Alice Hoffman true believers will thrill to “The Marriage of Opposites,” which contains all her familiar tropes: powerful, passionate women who stand up to oppressive circumstances; supportive sisters and female friends; lush natural worlds; spells, magic, and enchantment; true love; and a densely woven tapestry of prose, threaded with recurring images and symbols.
Hoffman has elaborated these tropes across the trajectory of an impressive career (this is her 34th novel). Her fiction has long balanced between real and mythical. “At Risk” (1988) was one of the first novels about AIDS, and “Illumination Night” (1987) and “Turtle Moon” (1992) are triumphs of American magical realism. She soon added history to the mix, taking her patented brand of women back in time and across generations. Most recently, her fiction has addressed the Jewish historical experience: Masada in “The Dovekeepers” and the fires at the Triangle Shirtwaist Factory and Coney Island’s Dreamland in the wonderful “The Museum of Extraordinary Things.”

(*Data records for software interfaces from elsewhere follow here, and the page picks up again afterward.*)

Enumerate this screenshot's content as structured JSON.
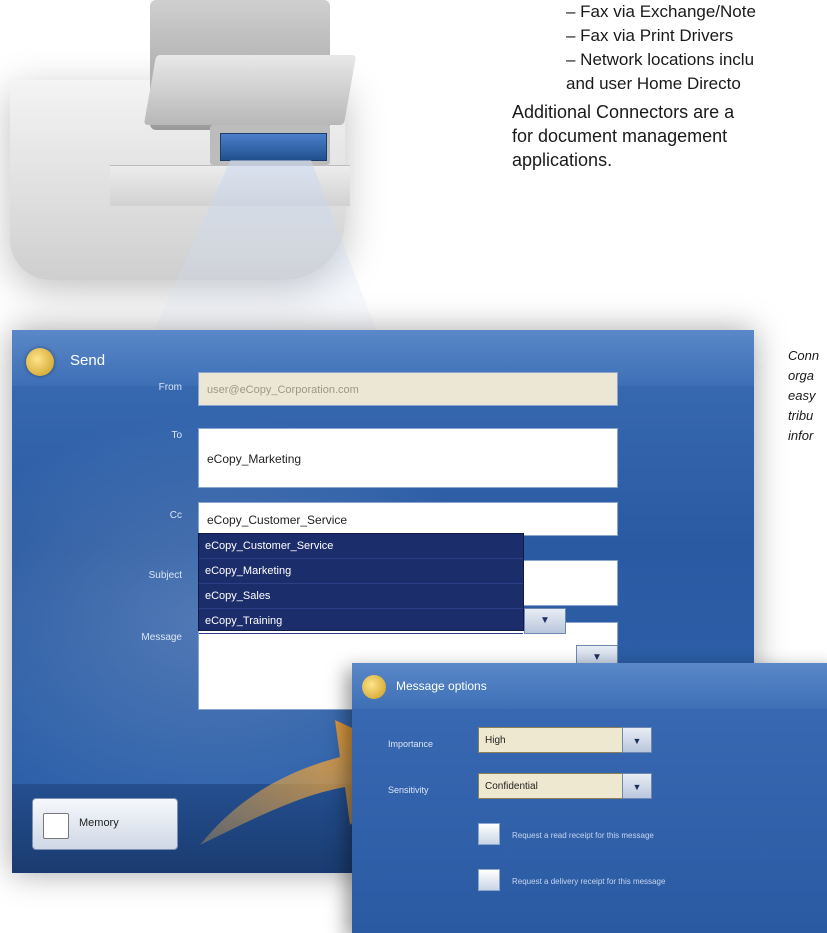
{
  "bullets": [
    "– Fax via Exchange/Note",
    "– Fax via Print Drivers",
    "– Network locations inclu",
    "   and user Home Directo"
  ],
  "paragraph": [
    "Additional Connectors are a",
    "for document management",
    "applications."
  ],
  "caption": [
    "Conn",
    "orga",
    "easy",
    "tribu",
    "infor"
  ],
  "send_window": {
    "title": "Send",
    "labels": {
      "from": "From",
      "to": "To",
      "cc": "Cc",
      "subject": "Subject",
      "message": "Message"
    },
    "from_value": "user@eCopy_Corporation.com",
    "to_value": "eCopy_Marketing",
    "cc_value": "eCopy_Customer_Service",
    "dropdown_options": [
      "eCopy_Customer_Service",
      "eCopy_Marketing",
      "eCopy_Sales",
      "eCopy_Training"
    ],
    "memory_button": "Memory"
  },
  "message_dialog": {
    "title": "Message options",
    "importance_label": "Importance",
    "importance_value": "High",
    "sensitivity_label": "Sensitivity",
    "sensitivity_value": "Confidential",
    "checkbox1_label": "Request a read receipt for this message",
    "checkbox2_label": "Request a delivery receipt for this message"
  },
  "colors": {
    "window_blue": "#2f63ad",
    "dropdown_navy": "#1c2d6c",
    "arrow_orange": "#f39a22"
  }
}
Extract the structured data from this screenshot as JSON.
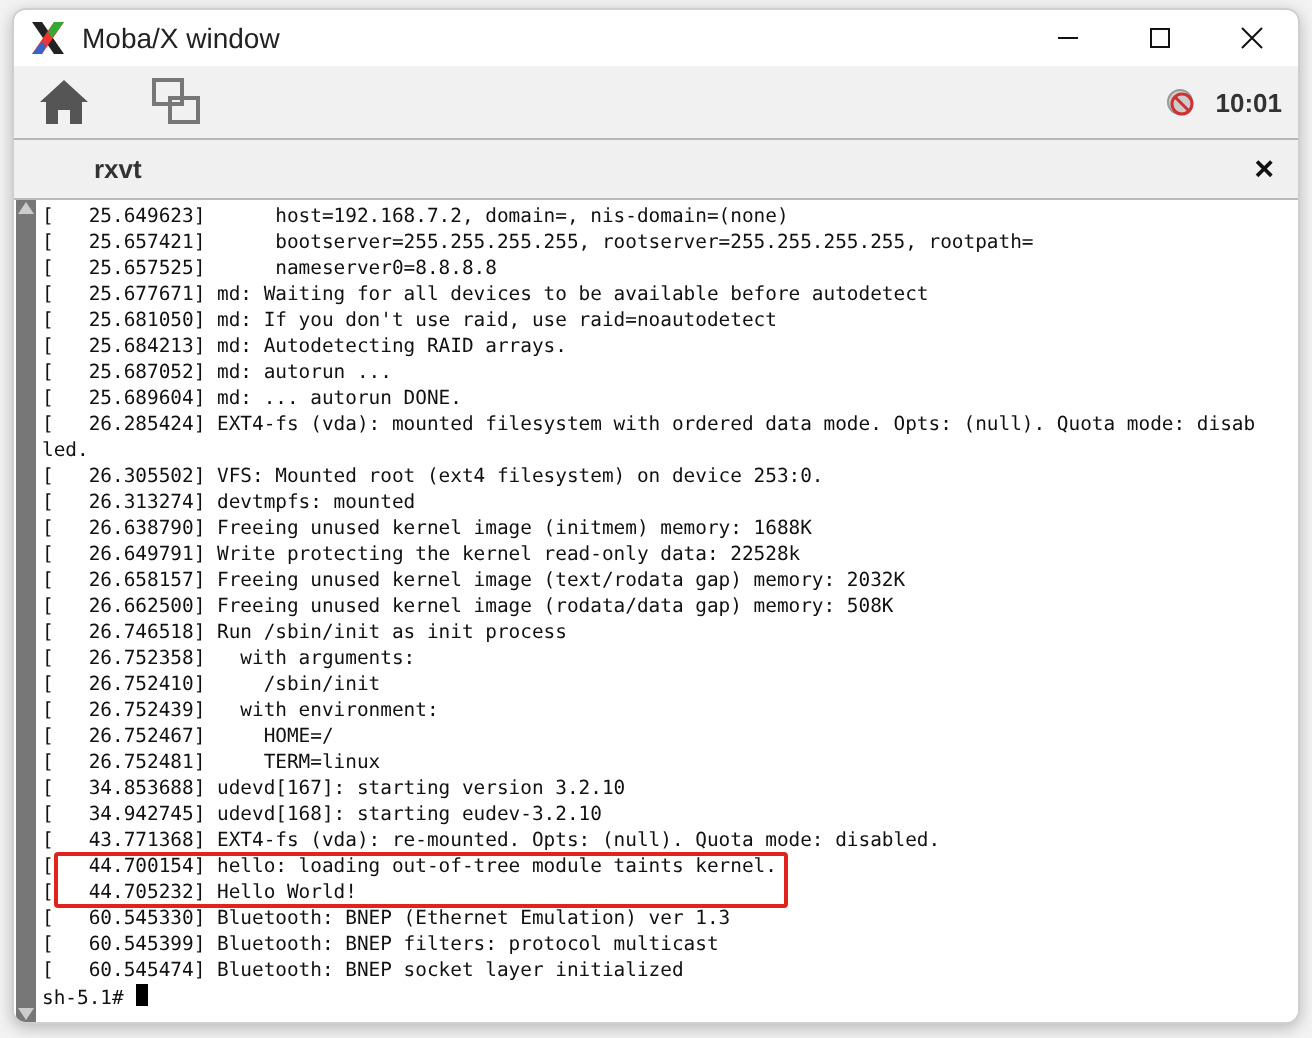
{
  "window": {
    "title": "Moba/X window"
  },
  "toolbar": {
    "clock": "10:01"
  },
  "tab": {
    "label": "rxvt",
    "close": "×"
  },
  "terminal": {
    "lines": [
      {
        "text": "[   25.649623]      host=192.168.7.2, domain=, nis-domain=(none)",
        "highlighted": false
      },
      {
        "text": "[   25.657421]      bootserver=255.255.255.255, rootserver=255.255.255.255, rootpath=",
        "highlighted": false
      },
      {
        "text": "[   25.657525]      nameserver0=8.8.8.8",
        "highlighted": false
      },
      {
        "text": "[   25.677671] md: Waiting for all devices to be available before autodetect",
        "highlighted": false
      },
      {
        "text": "[   25.681050] md: If you don't use raid, use raid=noautodetect",
        "highlighted": false
      },
      {
        "text": "[   25.684213] md: Autodetecting RAID arrays.",
        "highlighted": false
      },
      {
        "text": "[   25.687052] md: autorun ...",
        "highlighted": false
      },
      {
        "text": "[   25.689604] md: ... autorun DONE.",
        "highlighted": false
      },
      {
        "text": "[   26.285424] EXT4-fs (vda): mounted filesystem with ordered data mode. Opts: (null). Quota mode: disab",
        "highlighted": false
      },
      {
        "text": "led.",
        "highlighted": false
      },
      {
        "text": "[   26.305502] VFS: Mounted root (ext4 filesystem) on device 253:0.",
        "highlighted": false
      },
      {
        "text": "[   26.313274] devtmpfs: mounted",
        "highlighted": false
      },
      {
        "text": "[   26.638790] Freeing unused kernel image (initmem) memory: 1688K",
        "highlighted": false
      },
      {
        "text": "[   26.649791] Write protecting the kernel read-only data: 22528k",
        "highlighted": false
      },
      {
        "text": "[   26.658157] Freeing unused kernel image (text/rodata gap) memory: 2032K",
        "highlighted": false
      },
      {
        "text": "[   26.662500] Freeing unused kernel image (rodata/data gap) memory: 508K",
        "highlighted": false
      },
      {
        "text": "[   26.746518] Run /sbin/init as init process",
        "highlighted": false
      },
      {
        "text": "[   26.752358]   with arguments:",
        "highlighted": false
      },
      {
        "text": "[   26.752410]     /sbin/init",
        "highlighted": false
      },
      {
        "text": "[   26.752439]   with environment:",
        "highlighted": false
      },
      {
        "text": "[   26.752467]     HOME=/",
        "highlighted": false
      },
      {
        "text": "[   26.752481]     TERM=linux",
        "highlighted": false
      },
      {
        "text": "[   34.853688] udevd[167]: starting version 3.2.10",
        "highlighted": false
      },
      {
        "text": "[   34.942745] udevd[168]: starting eudev-3.2.10",
        "highlighted": false
      },
      {
        "text": "[   43.771368] EXT4-fs (vda): re-mounted. Opts: (null). Quota mode: disabled.",
        "highlighted": false
      },
      {
        "text": "[   44.700154] hello: loading out-of-tree module taints kernel.",
        "highlighted": true
      },
      {
        "text": "[   44.705232] Hello World!",
        "highlighted": true
      },
      {
        "text": "[   60.545330] Bluetooth: BNEP (Ethernet Emulation) ver 1.3",
        "highlighted": false
      },
      {
        "text": "[   60.545399] Bluetooth: BNEP filters: protocol multicast",
        "highlighted": false
      },
      {
        "text": "[   60.545474] Bluetooth: BNEP socket layer initialized",
        "highlighted": false
      }
    ],
    "prompt": "sh-5.1# "
  }
}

In “The Marriage of Opposites,” Hoffman turns to actual historical figures, namely Rachel Pomie Petit Pizzarro and her son, the Impressionist artist Camille Pissarro. Whether or not Rachel actually resembled a Hoffman character, Hoffman has made her one. Born into the rigidly respectable early-19th-century Jewish community of St. Thomas, Rachel, the daughter of a harshly judgmental mother, chafes at her limitations, learns to read in her sympathetic father’s library, collects magical local stories, feels the presence of ghosts, and yearns for Paris. From the book’s first pages to its last, her boon companion is Jestine, daughter of her family’s black maid and an unknown father (whose identity will be evident to alert readers hundreds of pages before its revelation).
Plot is one challenge of writing fiction about real people, and the stories of Rachel and Camille unfold more as chronicle than narrative. Rachel’s parents marry her off to an older widower with three children; she has three more children, and her husband dies. She then falls scandalously in love with her husband’s nephew, with wshom she has a disputed marriage and more children, including Camille, before battling her way back to respectability. Over the course of these events, Rachel evolves from rebel to oppressor, as the novel’s conflicts and relationships repeat themselves across new generations.
In an afterword, Hoffman notes that while “Rachel Pizzarro’s life in my imagined story mirrors the known facts about her as closely as possible . . . The stories of the Pizzarros’ West Indian employees, neighbors, and friends are invented.” Here, alas, “The Marriage of Opposites” falters. The most vivid characters Hoffman invents are four black women: Jestine; her mother, Adelle; her daughter, Lydia; and Rosalie, the maid Rachel inherits from her first husband’s first wife. While Rachel herself is prickly to the point of unpleasant, Jestine, Adelle, Lydia and Rosalie are paragons: They cook the most delicious meals, sew the most beautiful dresses, surround Rachel with material and emotional support, and love faithfully (if often tragically).
Most importantly, they are impeccable mothers — of their own children and, especially, of the white children they care for by necessity and choice. Where the novel’s white mothers — Rachel, her mother, her mother’s best friend, her adopted brother’s wife — make their children suffer in the name of their own selfish conflicts between love and scruples, black women step in as their idealized substitutes. Although Hoffman’s white characters explicitly (and sometimes tendentiously) stand up for equality and the rights of women, slaves, and the working class, these tired stereotypes of black women (see: “Gone with the Wind,” “The Help,” et al) do little justice to those principles.
“The Marriage of Opposites” can feel stylistically tired as well. Hoffman beautifully evokes the tropical lushness of St. Thomas and the emergence of Camille’s artistic career. Often, however, her incantatory reiterations seem forced. Characters and places reappear (everyone keeps stumbling upon a talismanic elderly herb man and his hidden cabin), and patterns (tragic love stories, illegitimate children, specious adoptions) and images (birds, ghosts, “ghosts turned into birds,” witches, donkeys, turtles, rain, lavender sachets, physical and emotional fevers, and dreams, so many dreams) recur to the point of banality.
Hoffman occupies an important place in contemporary American letters. As publishing has gravitated toward the young adult, celebrity authors, and genre blockbusters, she has almost single-handedly maintained the viability of midlist literary fiction. It is a disappointment, then, when she is not at her best, but her record suggests her best will soon return.
The Marriage of Opposites
By Alice Hoffman
Simon & Schuster,
384 pp., $27.99